[Available records — start]

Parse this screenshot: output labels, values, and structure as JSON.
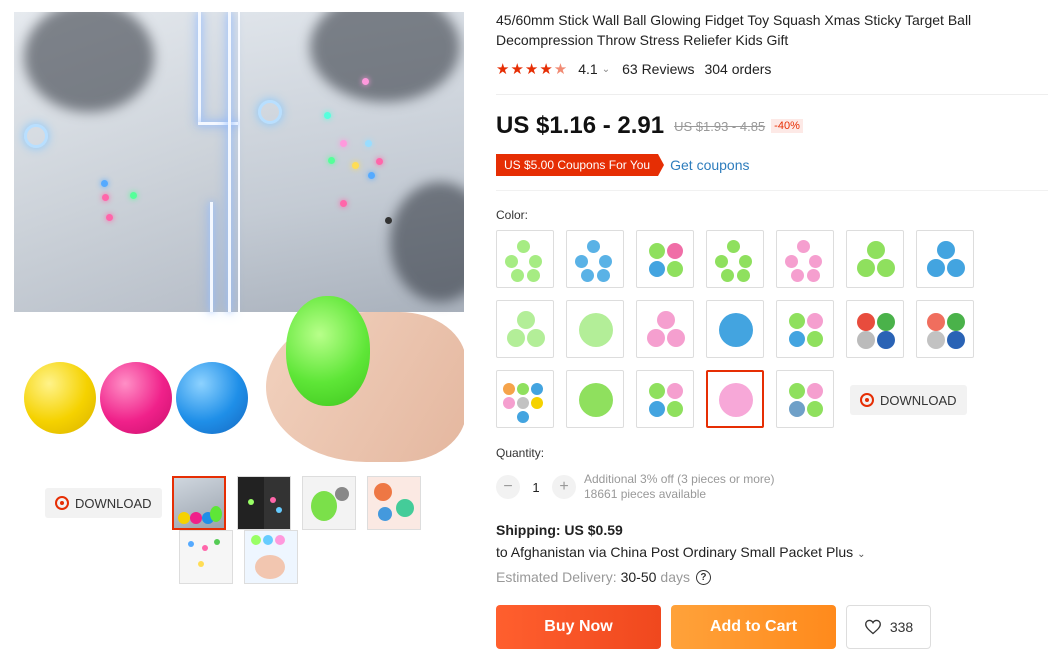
{
  "product": {
    "title": "45/60mm Stick Wall Ball Glowing Fidget Toy Squash Xmas Sticky Target Ball Decompression Throw Stress Reliefer Kids Gift",
    "rating": "4.1",
    "rating_stars": 4.1,
    "reviews": "63 Reviews",
    "orders": "304 orders",
    "price": "US $1.16 - 2.91",
    "original_price": "US $1.93 - 4.85",
    "discount": "-40%",
    "coupon": "US $5.00 Coupons For You",
    "get_coupons": "Get coupons"
  },
  "gallery": {
    "download_label": "DOWNLOAD",
    "thumbnails": [
      "thumb-1",
      "thumb-2",
      "thumb-3",
      "thumb-4",
      "thumb-5",
      "thumb-6"
    ],
    "active_thumbnail": 0
  },
  "options": {
    "color_label": "Color:",
    "selected_index": 16,
    "download_label": "DOWNLOAD"
  },
  "quantity": {
    "label": "Quantity:",
    "minus": "−",
    "plus": "+",
    "value": "1",
    "discount_info": "Additional 3% off (3 pieces or more)",
    "available": "18661 pieces available"
  },
  "shipping": {
    "label": "Shipping: US $0.59",
    "destination": "to Afghanistan via China Post Ordinary Small Packet Plus",
    "delivery_label": "Estimated Delivery:",
    "delivery_value": "30-50",
    "delivery_unit": "days",
    "help": "?"
  },
  "actions": {
    "buy_now": "Buy Now",
    "add_to_cart": "Add to Cart",
    "wishlist_count": "338"
  },
  "colors": {
    "accent": "#e62e04",
    "buy_now": "#f55a2c",
    "add_to_cart": "#ff9a2e",
    "link": "#2e7dbd"
  }
}
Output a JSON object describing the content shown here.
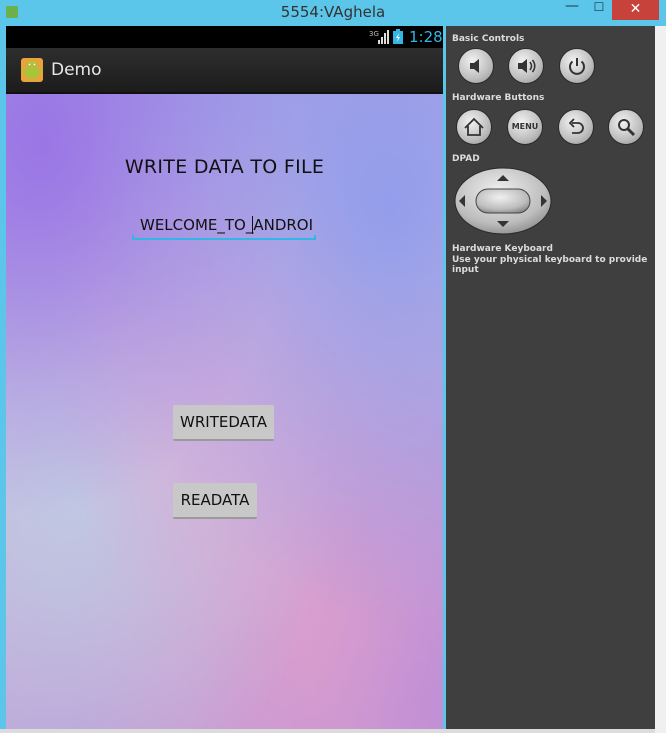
{
  "window": {
    "title": "5554:VAghela",
    "minimize_glyph": "—",
    "maximize_glyph": "☐",
    "close_glyph": "✕"
  },
  "statusbar": {
    "network": "3G",
    "time": "1:28"
  },
  "actionbar": {
    "app_title": "Demo",
    "icon": "android-icon"
  },
  "content": {
    "heading": "WRITE DATA TO FILE",
    "input_value": "WELCOME_TO_ANDROI",
    "write_button": "WRITEDATA",
    "read_button": "READATA",
    "accent_color": "#33b5e5"
  },
  "panel": {
    "basic_controls_label": "Basic Controls",
    "basic_controls": [
      "volume-down-icon",
      "volume-up-icon",
      "power-icon"
    ],
    "hardware_buttons_label": "Hardware Buttons",
    "hardware_buttons": [
      "home-icon",
      "menu-button",
      "back-icon",
      "search-icon"
    ],
    "menu_label": "MENU",
    "dpad_label": "DPAD",
    "keyboard_title": "Hardware Keyboard",
    "keyboard_hint": "Use your physical keyboard to provide input"
  }
}
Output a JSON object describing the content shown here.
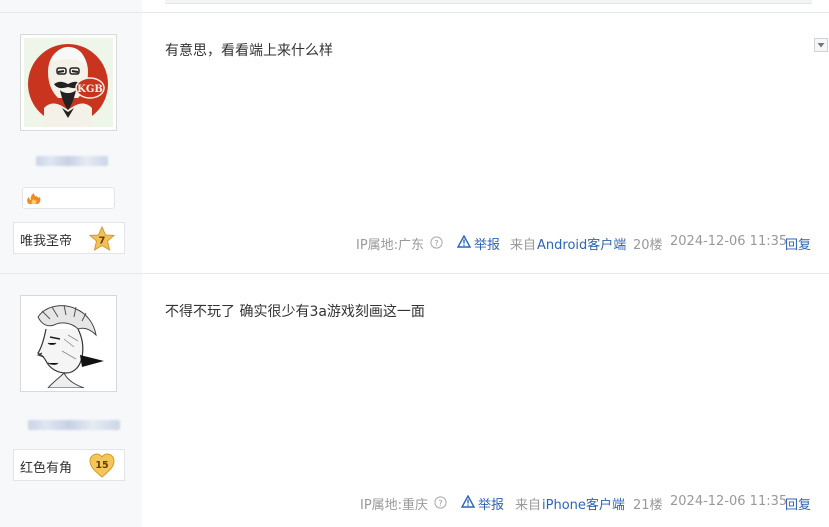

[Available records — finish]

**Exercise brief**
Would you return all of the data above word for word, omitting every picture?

**Response for this exercise**
Parse this screenshot: output labels, values, and structure as JSON.
{
  "product": {
    "title": "45/60mm Stick Wall Ball Glowing Fidget Toy Squash Xmas Sticky Target Ball Decompression Throw Stress Reliefer Kids Gift",
    "rating": "4.1",
    "rating_stars": 4.1,
    "reviews": "63 Reviews",
    "orders": "304 orders",
    "price": "US $1.16 - 2.91",
    "original_price": "US $1.93 - 4.85",
    "discount": "-40%",
    "coupon": "US $5.00 Coupons For You",
    "get_coupons": "Get coupons"
  },
  "gallery": {
    "download_label": "DOWNLOAD",
    "thumbnails": [
      "thumb-1",
      "thumb-2",
      "thumb-3",
      "thumb-4",
      "thumb-5",
      "thumb-6"
    ],
    "active_thumbnail": 0
  },
  "options": {
    "color_label": "Color:",
    "selected_index": 16,
    "download_label": "DOWNLOAD"
  },
  "quantity": {
    "label": "Quantity:",
    "minus": "−",
    "plus": "+",
    "value": "1",
    "discount_info": "Additional 3% off (3 pieces or more)",
    "available": "18661 pieces available"
  },
  "shipping": {
    "label": "Shipping: US $0.59",
    "destination": "to Afghanistan via China Post Ordinary Small Packet Plus",
    "delivery_label": "Estimated Delivery:",
    "delivery_value": "30-50",
    "delivery_unit": "days",
    "help": "?"
  },
  "actions": {
    "buy_now": "Buy Now",
    "add_to_cart": "Add to Cart",
    "wishlist_count": "338"
  },
  "colors": {
    "accent": "#e62e04",
    "buy_now": "#f55a2c",
    "add_to_cart": "#ff9a2e",
    "link": "#2e7dbd"
  }
}
Output a JSON object describing the content shown here.
{
  "window": {
    "title": "5554:VAghela",
    "minimize_glyph": "—",
    "maximize_glyph": "☐",
    "close_glyph": "✕"
  },
  "statusbar": {
    "network": "3G",
    "time": "1:28"
  },
  "actionbar": {
    "app_title": "Demo",
    "icon": "android-icon"
  },
  "content": {
    "heading": "WRITE DATA TO FILE",
    "input_value": "WELCOME_TO_ANDROI",
    "write_button": "WRITEDATA",
    "read_button": "READATA",
    "accent_color": "#33b5e5"
  },
  "panel": {
    "basic_controls_label": "Basic Controls",
    "basic_controls": [
      "volume-down-icon",
      "volume-up-icon",
      "power-icon"
    ],
    "hardware_buttons_label": "Hardware Buttons",
    "hardware_buttons": [
      "home-icon",
      "menu-button",
      "back-icon",
      "search-icon"
    ],
    "menu_label": "MENU",
    "dpad_label": "DPAD",
    "keyboard_title": "Hardware Keyboard",
    "keyboard_hint": "Use your physical keyboard to provide input"
  }
}
Output a JSON object describing the content shown here.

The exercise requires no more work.